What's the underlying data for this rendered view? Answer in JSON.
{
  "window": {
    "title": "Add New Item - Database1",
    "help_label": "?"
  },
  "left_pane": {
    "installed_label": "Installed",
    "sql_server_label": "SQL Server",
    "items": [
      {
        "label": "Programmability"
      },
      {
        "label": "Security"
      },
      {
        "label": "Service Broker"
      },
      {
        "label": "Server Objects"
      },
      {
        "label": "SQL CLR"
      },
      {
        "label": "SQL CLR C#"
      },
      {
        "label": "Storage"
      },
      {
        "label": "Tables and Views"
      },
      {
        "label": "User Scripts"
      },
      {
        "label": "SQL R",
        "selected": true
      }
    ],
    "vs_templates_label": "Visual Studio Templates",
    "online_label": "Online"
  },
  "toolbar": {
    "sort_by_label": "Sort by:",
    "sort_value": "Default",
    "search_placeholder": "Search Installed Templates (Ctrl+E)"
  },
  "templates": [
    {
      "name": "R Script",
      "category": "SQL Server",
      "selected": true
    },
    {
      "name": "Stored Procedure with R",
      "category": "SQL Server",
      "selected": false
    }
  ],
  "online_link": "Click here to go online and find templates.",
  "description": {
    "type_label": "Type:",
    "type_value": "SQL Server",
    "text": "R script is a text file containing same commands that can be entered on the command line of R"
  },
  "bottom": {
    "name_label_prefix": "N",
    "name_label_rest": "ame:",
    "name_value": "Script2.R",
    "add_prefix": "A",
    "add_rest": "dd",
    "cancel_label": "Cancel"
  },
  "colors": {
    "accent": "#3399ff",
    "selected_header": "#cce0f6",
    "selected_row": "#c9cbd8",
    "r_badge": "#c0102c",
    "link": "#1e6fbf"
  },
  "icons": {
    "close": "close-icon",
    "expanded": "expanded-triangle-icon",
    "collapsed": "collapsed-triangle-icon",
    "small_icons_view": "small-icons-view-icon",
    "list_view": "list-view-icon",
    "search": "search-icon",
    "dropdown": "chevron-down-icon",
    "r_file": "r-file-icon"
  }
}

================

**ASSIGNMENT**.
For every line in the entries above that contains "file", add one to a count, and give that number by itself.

**COMPLETED TASK**.
2